Finally aware that great numbers of Confederates were marching on their camps, the Union Sixth Division organized its first line of defense along the ridge in front of you. Henry M. Stanley, a Confederate infantryman, described what it was like here when his regiment tried to break through the Union line:
|Union Defense Line|
April 6, 1862 - 7:30 A.M.
Still advancing, firing as we moved, I, at last saw a row of little globes of pearly smoke streaked with crimson, breaking out with sportive quickness from a long line of bluey figures in front; and, simultaneously, there broke upon our ears an appalling crash of sound, the series of fusillades following one another with startling suddenness, which suggested to my somewhat moidered sense a mountain upheaved, with huge rocks tumbling and thundering down a slope, and the echoes rumbling and receding through space.
“Twenty thousand muskets were being fired at this stage, but though, accuracy of aim as impossible, owing to our laboring hearts, and the jarring and excitement, many bullets found their destined billets on both sides.”
– Henry M. Stanley
6th Arkansas Infantry
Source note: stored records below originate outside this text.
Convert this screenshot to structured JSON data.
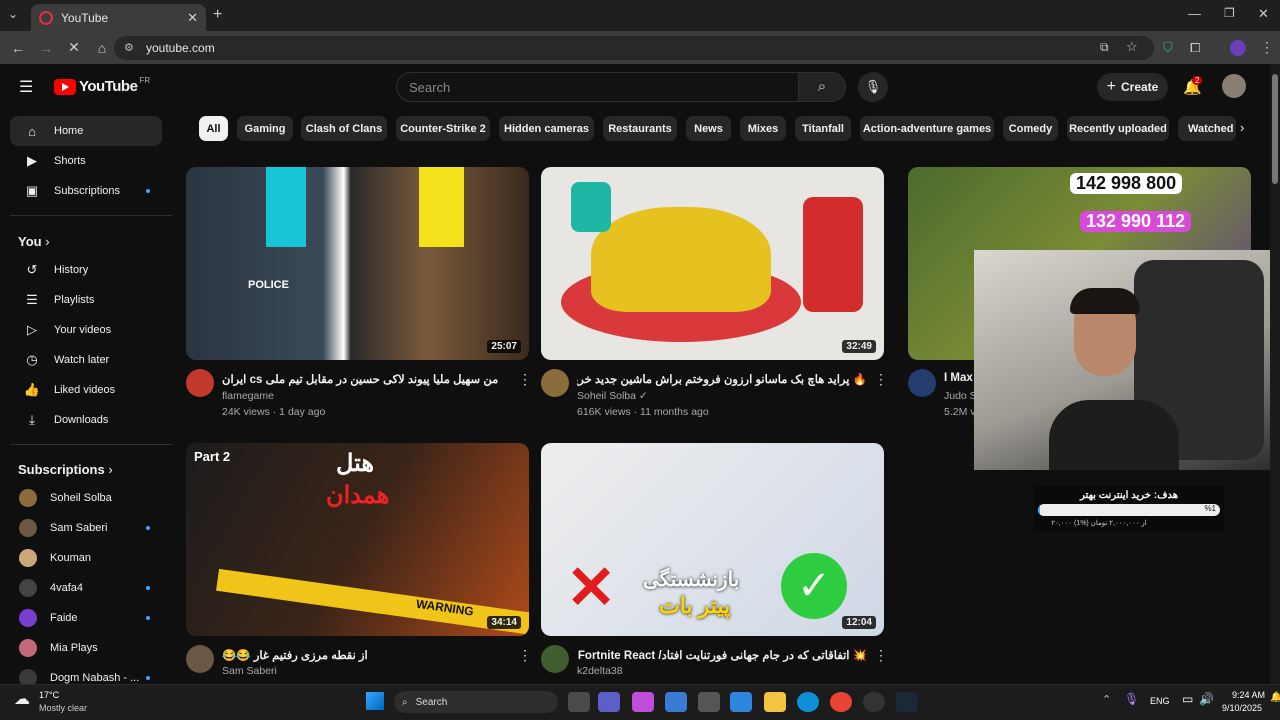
{
  "browser": {
    "tab_title": "YouTube",
    "url": "youtube.com"
  },
  "header": {
    "logo_text": "YouTube",
    "region": "FR",
    "search_placeholder": "Search",
    "create_label": "Create",
    "notifications_count": "2"
  },
  "sidebar": {
    "main": [
      {
        "label": "Home",
        "icon": "home-icon"
      },
      {
        "label": "Shorts",
        "icon": "shorts-icon"
      },
      {
        "label": "Subscriptions",
        "icon": "subscriptions-icon"
      }
    ],
    "you_header": "You",
    "you_items": [
      {
        "label": "History",
        "icon": "history-icon"
      },
      {
        "label": "Playlists",
        "icon": "playlists-icon"
      },
      {
        "label": "Your videos",
        "icon": "your-videos-icon"
      },
      {
        "label": "Watch later",
        "icon": "watch-later-icon"
      },
      {
        "label": "Liked videos",
        "icon": "liked-videos-icon"
      },
      {
        "label": "Downloads",
        "icon": "downloads-icon"
      }
    ],
    "subs_header": "Subscriptions",
    "subs": [
      {
        "label": "Soheil Solba",
        "color": "#8a6d3b"
      },
      {
        "label": "Sam Saberi",
        "color": "#6b5844"
      },
      {
        "label": "Kouman",
        "color": "#c9a77b"
      },
      {
        "label": "4vafa4",
        "color": "#444"
      },
      {
        "label": "Faide",
        "color": "#7b3fd0"
      },
      {
        "label": "Mia Plays",
        "color": "#c26a7a"
      },
      {
        "label": "Dogm Nabash - ...",
        "color": "#3a3a3a"
      }
    ]
  },
  "chips": [
    "All",
    "Gaming",
    "Clash of Clans",
    "Counter-Strike 2",
    "Hidden cameras",
    "Restaurants",
    "News",
    "Mixes",
    "Titanfall",
    "Action-adventure games",
    "Comedy",
    "Recently uploaded",
    "Watched"
  ],
  "videos": [
    {
      "title": "من سهیل ملیا پیوند لاکی حسین در مقابل تیم ملی cs ایران",
      "channel": "flamegame",
      "meta": "24K views · 1 day ago",
      "duration": "25:07",
      "thumb_text": "POLICE"
    },
    {
      "title": "🔥 پراید هاچ بک ماسانو ارزون فروختم براش ماشین جدید خریدم",
      "channel": "Soheil Solba",
      "meta": "616K views · 11 months ago",
      "duration": "32:49",
      "thumb_text": ""
    },
    {
      "title": "I Max",
      "channel": "Judo S",
      "meta": "5.2M v",
      "duration": "",
      "thumb_text": "142 998 800",
      "thumb_text2": "132 990 112"
    },
    {
      "title": "از نقطه مرزی رفتیم غار 😂😂",
      "channel": "Sam Saberi",
      "meta": "",
      "duration": "34:14",
      "thumb_text": "Part 2",
      "thumb_text2": "هتل",
      "thumb_text3": "همدان",
      "thumb_text4": "WARNING"
    },
    {
      "title": "💥 اتفاقاتی که در جام جهانی فورتنایت افتاد/ Fortnite React 💥",
      "channel": "k2delta38",
      "meta": "",
      "duration": "12:04",
      "thumb_text": "بازنشستگی",
      "thumb_text2": "پیتر بات"
    }
  ],
  "overlay": {
    "goal_title": "هدف: خرید اینترنت بهتر",
    "goal_percent": "%1",
    "goal_amount": "۲۰,۰۰۰ از ۲,۰۰۰,۰۰۰ تومان (%1)"
  },
  "taskbar": {
    "temp": "17°C",
    "weather": "Mostly clear",
    "search_label": "Search",
    "lang": "ENG",
    "time": "9:24 AM",
    "date": "9/10/2025"
  }
}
Henry M. Stanley, later a renowned journalist and explorer, served as a private with the “Dixie Grays” of the 6th Arkansas Infantry. Stanley was only 21 when he marched into his first great battle here. A fourth of his companions were under 20.